ASSIGNED TASK: Each line of the data that includes the string "ISSUE" is to be copied out.

^^^^

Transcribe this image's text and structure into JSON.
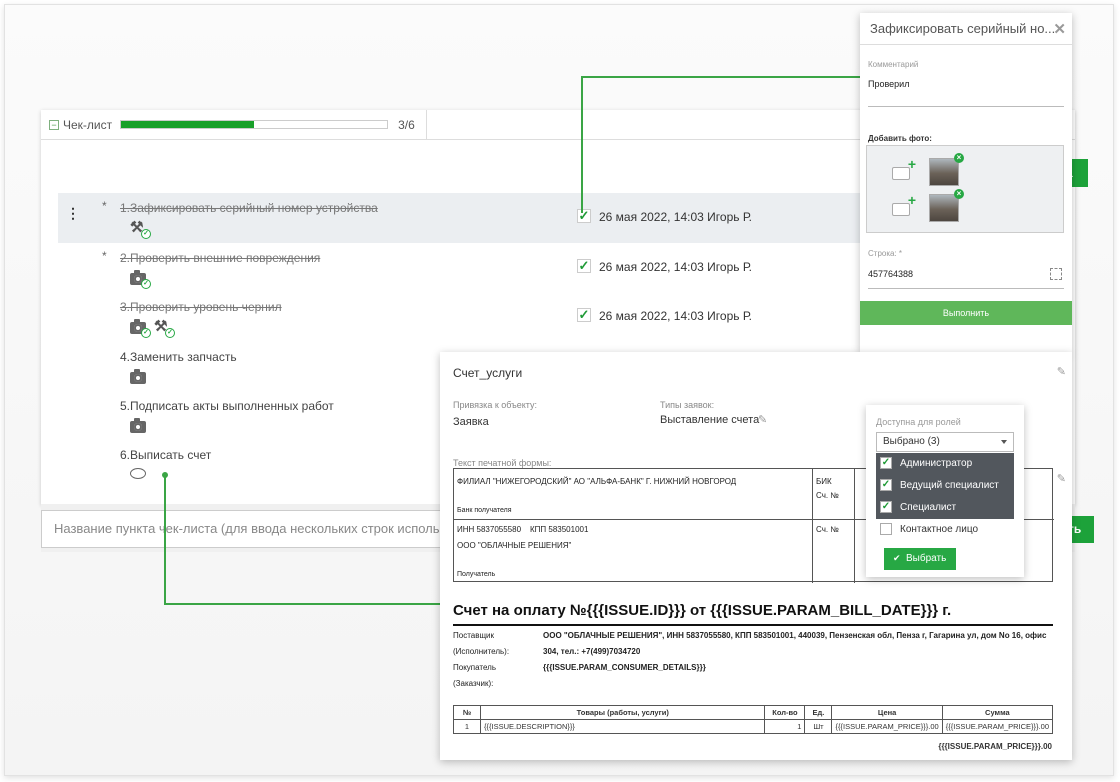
{
  "checklist": {
    "tab_label": "Чек-лист",
    "progress": 0.5,
    "count": "3/6",
    "items": [
      {
        "num": "1.",
        "title": "Зафиксировать серийный номер устройства",
        "done": true,
        "required": true,
        "meta": "26 мая 2022, 14:03 Игорь Р."
      },
      {
        "num": "2.",
        "title": "Проверить внешние повреждения",
        "done": true,
        "required": true,
        "meta": "26 мая 2022, 14:03 Игорь Р."
      },
      {
        "num": "3.",
        "title": "Проверить уровень чернил",
        "done": true,
        "required": false,
        "meta": "26 мая 2022, 14:03 Игорь Р."
      },
      {
        "num": "4.",
        "title": "Заменить запчасть",
        "done": false,
        "required": false,
        "meta": ""
      },
      {
        "num": "5.",
        "title": "Подписать акты выполненных работ",
        "done": false,
        "required": false,
        "meta": ""
      },
      {
        "num": "6.",
        "title": "Выписать счет",
        "done": false,
        "required": false,
        "meta": ""
      }
    ],
    "input_placeholder": "Название пункта чек-листа (для ввода нескольких строк используй",
    "add_button_partial": "ть",
    "top_button_partial": "а"
  },
  "popup_serial": {
    "title": "Зафиксировать серийный но...",
    "comment_label": "Комментарий",
    "comment_value": "Проверил",
    "photo_label": "Добавить фото:",
    "string_label": "Строка: *",
    "string_value": "457764388",
    "submit_label": "Выполнить"
  },
  "popup_invoice": {
    "title": "Счет_услуги",
    "object_label": "Привязка к объекту:",
    "object_value": "Заявка",
    "types_label": "Типы заявок:",
    "types_value": "Выставление счета",
    "print_label": "Текст печатной формы:",
    "bank_name": "ФИЛИАЛ \"НИЖЕГОРОДСКИЙ\" АО \"АЛЬФА-БАНК\" Г. НИЖНИЙ НОВГОРОД",
    "bank_recipient": "Банк получателя",
    "bik": "БИК",
    "acc": "Сч. №",
    "inn": "ИНН 5837055580",
    "kpp": "КПП 583501001",
    "org": "ООО \"ОБЛАЧНЫЕ РЕШЕНИЯ\"",
    "recipient": "Получатель",
    "acc2": "Сч. №",
    "invoice_title": "Счет на оплату №{{{ISSUE.ID}}} от {{{ISSUE.PARAM_BILL_DATE}}} г.",
    "supplier_label": "Поставщик",
    "supplier_label2": "(Исполнитель):",
    "supplier_value": "ООО \"ОБЛАЧНЫЕ РЕШЕНИЯ\", ИНН 5837055580, КПП 583501001, 440039, Пензенская обл, Пенза г, Гагарина ул, дом No 16, офис",
    "supplier_value2": "304, тел.: +7(499)7034720",
    "buyer_label": "Покупатель",
    "buyer_label2": "(Заказчик):",
    "buyer_value": "{{{ISSUE.PARAM_CONSUMER_DETAILS}}}",
    "table_headers": [
      "№",
      "Товары (работы, услуги)",
      "Кол-во",
      "Ед.",
      "Цена",
      "Сумма"
    ],
    "table_row": [
      "1",
      "{{{ISSUE.DESCRIPTION}}}",
      "1",
      "Шт",
      "{{{ISSUE.PARAM_PRICE}}}.00",
      "{{{ISSUE.PARAM_PRICE}}}.00"
    ],
    "total": "{{{ISSUE.PARAM_PRICE}}}.00"
  },
  "roles_dropdown": {
    "label": "Доступна для ролей",
    "selected": "Выбрано (3)",
    "options": [
      {
        "label": "Администратор",
        "checked": true
      },
      {
        "label": "Ведущий специалист",
        "checked": true
      },
      {
        "label": "Специалист",
        "checked": true
      },
      {
        "label": "Контактное лицо",
        "checked": false
      }
    ],
    "button": "Выбрать"
  },
  "colors": {
    "accent_green": "#1da23a",
    "connector": "#3aa545",
    "highlight_row": "#ebeef1"
  }
}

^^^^

TASK OUTPUT:
    "invoice_title": "Счет на оплату №{{{ISSUE.ID}}} от {{{ISSUE.PARAM_BILL_DATE}}} г.",
    "buyer_value": "{{{ISSUE.PARAM_CONSUMER_DETAILS}}}",
      "{{{ISSUE.DESCRIPTION}}}",
      "{{{ISSUE.PARAM_PRICE}}}.00",
      "{{{ISSUE.PARAM_PRICE}}}.00"
    "total": "{{{ISSUE.PARAM_PRICE}}}.00"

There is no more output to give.